The idea of centralizing the state's water supply decisions has been around for years. In 2003 the Council of 100, a group of the state's business leaders, came up with a plan to create a state water commission that could route water from sleepy North Florida to fuel development in South Florida. But the plan proved so controversial that Gov. Jeb Bush scuttled it.
Still, the idea of centralizing water policy decisions is in keeping with what Scott's own transition team called for.
The subcommittee on regulatory reform, led by Tampa water-use lawyer Doug Manson, told Scott "the greatest need right now that will produce the fastest results is to change the culture and the leadership at the DEP and the water management districts" in order to "create an environment of customer service to help citizens and small businesses succeed while ensuring sound growth."
Doing that would require Scott to "create consistent water policy from the governor's office through DEP to each WMD," the transition team wrote. Manson did not respond to a request for comment.
Although the members of each water district governing board are appointed by the governor, they have frequently pursued their own policies and practices. They contend they alone know how to meet the needs of their region, but the lack of uniformity has aggravated developers and others seeking permits.
The oldest is also the largest: the South Florida Water Management District, created in 1949 to oversee the drainage of the Everglades, and now in charge of restoring it.
The one overseeing the Tampa Bay region, the Southwest Florida Water Management District, followed in 1961 after monstrous flooding.
Then in 1972 the Legislature created the rest: the St. Johns River Water Management District, the Suwannee River Water Management District and the Northwest Florida Water Management District.
Their boundaries are not based on county lines but on where surface water runoff goes. Each has the power to levy property taxes to finance water supply projects — such as Tampa Bay Water's reservoir and desalination plant — and protecting land important to maintaining a clean water supply. Each one is also in charge of issuing permits for tapping into the aquifer and altering wetlands.
Scott is not the first governor to try to get the water districts singing from the same hymnal, noted Colleen Castille, who headed the DEP under Gov. Bush. She held quarterly meetings with the executive directors of the five districts to discuss policy issues and "try to get a consensus."

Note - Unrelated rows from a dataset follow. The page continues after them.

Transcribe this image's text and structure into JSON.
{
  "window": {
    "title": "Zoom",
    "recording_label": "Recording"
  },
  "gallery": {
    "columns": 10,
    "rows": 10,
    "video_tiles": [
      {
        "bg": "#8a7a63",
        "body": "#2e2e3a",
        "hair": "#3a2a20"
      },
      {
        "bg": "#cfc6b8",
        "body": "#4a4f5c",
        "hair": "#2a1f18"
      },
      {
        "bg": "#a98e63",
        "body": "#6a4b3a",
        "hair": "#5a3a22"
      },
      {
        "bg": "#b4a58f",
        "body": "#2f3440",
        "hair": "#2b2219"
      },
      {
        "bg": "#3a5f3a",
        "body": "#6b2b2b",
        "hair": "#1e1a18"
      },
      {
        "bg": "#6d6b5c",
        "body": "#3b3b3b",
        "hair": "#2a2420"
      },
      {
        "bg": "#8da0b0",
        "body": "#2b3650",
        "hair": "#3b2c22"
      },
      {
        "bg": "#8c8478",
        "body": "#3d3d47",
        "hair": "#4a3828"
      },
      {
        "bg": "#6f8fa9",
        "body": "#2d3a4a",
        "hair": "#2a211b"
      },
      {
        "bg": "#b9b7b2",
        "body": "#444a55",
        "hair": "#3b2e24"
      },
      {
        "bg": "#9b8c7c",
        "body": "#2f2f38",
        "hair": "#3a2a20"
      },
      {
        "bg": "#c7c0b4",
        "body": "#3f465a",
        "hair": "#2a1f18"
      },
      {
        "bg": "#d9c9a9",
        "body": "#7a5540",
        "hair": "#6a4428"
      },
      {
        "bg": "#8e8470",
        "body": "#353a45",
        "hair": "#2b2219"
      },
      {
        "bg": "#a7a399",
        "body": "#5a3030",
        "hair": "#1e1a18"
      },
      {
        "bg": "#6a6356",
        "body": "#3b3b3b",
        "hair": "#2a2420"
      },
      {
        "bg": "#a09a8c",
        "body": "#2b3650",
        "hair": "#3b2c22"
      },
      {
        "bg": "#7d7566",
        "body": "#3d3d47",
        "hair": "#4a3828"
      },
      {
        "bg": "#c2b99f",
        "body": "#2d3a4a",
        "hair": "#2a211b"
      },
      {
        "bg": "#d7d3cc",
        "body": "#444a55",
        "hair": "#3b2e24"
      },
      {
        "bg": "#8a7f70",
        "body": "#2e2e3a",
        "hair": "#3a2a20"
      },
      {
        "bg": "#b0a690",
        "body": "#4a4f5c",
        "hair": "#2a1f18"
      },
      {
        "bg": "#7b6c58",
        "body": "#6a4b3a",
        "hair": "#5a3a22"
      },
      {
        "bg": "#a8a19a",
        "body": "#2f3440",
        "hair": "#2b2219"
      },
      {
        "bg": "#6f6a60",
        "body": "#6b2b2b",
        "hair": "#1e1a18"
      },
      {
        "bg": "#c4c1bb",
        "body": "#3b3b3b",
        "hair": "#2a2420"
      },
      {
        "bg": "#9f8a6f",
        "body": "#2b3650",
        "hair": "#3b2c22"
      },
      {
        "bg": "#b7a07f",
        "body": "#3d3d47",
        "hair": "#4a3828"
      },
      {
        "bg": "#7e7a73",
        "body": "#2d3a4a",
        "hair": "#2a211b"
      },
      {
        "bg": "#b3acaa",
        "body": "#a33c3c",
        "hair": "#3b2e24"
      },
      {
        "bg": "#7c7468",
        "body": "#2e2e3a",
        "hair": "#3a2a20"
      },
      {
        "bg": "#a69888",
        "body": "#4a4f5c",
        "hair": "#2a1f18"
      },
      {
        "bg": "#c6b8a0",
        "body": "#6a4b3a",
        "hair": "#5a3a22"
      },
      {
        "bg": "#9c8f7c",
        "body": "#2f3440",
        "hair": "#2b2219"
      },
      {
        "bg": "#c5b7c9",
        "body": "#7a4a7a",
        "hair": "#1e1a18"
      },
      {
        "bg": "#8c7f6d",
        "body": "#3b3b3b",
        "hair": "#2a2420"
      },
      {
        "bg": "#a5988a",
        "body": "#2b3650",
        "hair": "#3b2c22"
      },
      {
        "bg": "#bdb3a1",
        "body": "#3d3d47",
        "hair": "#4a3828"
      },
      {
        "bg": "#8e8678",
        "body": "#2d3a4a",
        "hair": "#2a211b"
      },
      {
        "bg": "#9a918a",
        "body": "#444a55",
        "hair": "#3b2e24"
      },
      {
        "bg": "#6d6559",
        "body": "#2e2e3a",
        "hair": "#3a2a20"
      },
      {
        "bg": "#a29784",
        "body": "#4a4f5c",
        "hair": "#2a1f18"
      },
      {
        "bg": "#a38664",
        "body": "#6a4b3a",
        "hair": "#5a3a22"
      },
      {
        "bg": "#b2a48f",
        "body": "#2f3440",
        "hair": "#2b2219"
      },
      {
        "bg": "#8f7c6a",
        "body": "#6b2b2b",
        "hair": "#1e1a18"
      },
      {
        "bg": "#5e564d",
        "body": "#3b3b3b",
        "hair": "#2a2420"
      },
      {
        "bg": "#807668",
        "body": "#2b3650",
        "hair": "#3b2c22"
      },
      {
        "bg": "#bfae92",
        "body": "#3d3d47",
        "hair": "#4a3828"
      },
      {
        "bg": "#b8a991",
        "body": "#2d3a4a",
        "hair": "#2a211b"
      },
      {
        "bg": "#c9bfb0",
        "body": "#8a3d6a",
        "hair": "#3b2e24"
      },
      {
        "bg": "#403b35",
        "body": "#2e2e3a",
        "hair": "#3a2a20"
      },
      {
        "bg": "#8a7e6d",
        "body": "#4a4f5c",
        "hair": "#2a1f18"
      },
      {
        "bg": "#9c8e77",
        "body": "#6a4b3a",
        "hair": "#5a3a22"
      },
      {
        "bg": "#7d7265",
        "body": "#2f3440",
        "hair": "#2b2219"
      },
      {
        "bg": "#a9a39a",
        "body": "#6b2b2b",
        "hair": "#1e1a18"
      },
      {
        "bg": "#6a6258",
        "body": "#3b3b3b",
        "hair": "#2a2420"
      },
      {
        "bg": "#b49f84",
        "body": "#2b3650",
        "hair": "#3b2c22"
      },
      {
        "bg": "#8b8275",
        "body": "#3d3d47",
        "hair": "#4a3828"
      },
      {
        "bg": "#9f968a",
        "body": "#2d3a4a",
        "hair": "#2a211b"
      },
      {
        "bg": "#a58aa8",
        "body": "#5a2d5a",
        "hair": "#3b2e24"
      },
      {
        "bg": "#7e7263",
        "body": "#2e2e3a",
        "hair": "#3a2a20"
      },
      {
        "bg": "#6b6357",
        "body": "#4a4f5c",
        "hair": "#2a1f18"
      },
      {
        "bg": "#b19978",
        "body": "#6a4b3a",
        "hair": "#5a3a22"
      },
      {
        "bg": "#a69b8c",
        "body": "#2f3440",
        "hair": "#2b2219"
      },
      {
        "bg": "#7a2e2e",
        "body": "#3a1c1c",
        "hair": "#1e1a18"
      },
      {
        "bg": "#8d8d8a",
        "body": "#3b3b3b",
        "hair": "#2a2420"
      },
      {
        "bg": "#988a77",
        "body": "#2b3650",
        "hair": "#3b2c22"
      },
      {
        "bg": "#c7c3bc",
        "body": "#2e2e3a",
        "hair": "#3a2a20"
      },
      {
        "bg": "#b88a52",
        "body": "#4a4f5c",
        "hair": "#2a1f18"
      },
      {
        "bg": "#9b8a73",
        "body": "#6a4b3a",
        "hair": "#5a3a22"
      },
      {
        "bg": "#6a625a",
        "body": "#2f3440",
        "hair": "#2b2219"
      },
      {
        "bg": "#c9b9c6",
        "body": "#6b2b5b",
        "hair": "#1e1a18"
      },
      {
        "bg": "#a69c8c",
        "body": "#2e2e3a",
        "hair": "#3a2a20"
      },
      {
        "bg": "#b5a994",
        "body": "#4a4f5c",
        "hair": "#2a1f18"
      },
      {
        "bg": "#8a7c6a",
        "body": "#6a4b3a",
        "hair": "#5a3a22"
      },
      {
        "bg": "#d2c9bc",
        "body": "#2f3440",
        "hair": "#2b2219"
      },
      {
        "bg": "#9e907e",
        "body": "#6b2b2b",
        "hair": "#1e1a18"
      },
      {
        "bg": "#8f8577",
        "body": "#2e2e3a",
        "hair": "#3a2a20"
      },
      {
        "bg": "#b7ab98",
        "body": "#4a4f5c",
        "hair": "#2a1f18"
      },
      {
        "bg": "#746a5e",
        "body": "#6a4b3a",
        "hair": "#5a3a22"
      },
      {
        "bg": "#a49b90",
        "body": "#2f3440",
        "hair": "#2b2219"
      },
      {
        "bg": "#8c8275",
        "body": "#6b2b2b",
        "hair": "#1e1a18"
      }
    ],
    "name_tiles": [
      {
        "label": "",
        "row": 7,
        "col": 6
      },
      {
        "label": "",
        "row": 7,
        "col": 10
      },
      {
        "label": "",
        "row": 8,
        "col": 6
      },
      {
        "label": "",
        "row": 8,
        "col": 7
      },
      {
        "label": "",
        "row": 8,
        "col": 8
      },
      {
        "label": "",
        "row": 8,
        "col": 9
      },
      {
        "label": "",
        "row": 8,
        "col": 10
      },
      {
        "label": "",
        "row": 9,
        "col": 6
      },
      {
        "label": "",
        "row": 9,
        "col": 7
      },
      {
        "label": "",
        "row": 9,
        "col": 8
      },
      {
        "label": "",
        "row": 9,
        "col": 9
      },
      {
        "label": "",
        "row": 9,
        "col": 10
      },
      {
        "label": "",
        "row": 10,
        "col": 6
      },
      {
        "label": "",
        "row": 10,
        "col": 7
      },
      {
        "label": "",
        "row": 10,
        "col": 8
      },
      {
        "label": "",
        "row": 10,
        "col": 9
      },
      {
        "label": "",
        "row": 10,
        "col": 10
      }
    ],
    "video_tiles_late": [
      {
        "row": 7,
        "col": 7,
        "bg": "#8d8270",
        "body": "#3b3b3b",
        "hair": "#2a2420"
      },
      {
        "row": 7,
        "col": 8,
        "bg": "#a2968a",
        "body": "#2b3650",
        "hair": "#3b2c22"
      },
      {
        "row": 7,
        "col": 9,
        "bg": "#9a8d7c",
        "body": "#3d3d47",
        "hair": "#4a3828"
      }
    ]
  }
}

But the districts, by virtue of their taxing authority and their access to local legislators, could usually thwart any attempt by a governor or DEP secretary to make them do something they didn't want to, Varn said.
So when Vinyard mentioned the water districts to his predecessors, Varn said, "we told him they're a force to be reckoned with. They've got more money than God, they pay their staff better and if you get a good person working at DEP, they can hire them away."
But now Scott and the Legislature have forced the districts to slash their tax rates and budgets, forcing the layoff of hundreds of employees, including some senior Everglades experts at the South Florida district. But Vinyard insisted that the districts still have plenty of cash for building new water supply projects.
Meanwhile, he's ordered the districts to stop buying environmentally sensitive land until he tells them to start again.
"This is a timeout," Vinyard said, explaining, "I haven't been able to find a written policy on what land we should buy and why." His staff is trying to draw up a policy, which he said may take a while.
All in all, though, Vinyard said he's interested only in saving the taxpayers money through greater efficiency, not seizing control of the water supply. "I'm not a conspiracy theorist," he said.
Craig Pittman can be reached at firstname.lastname@example.org.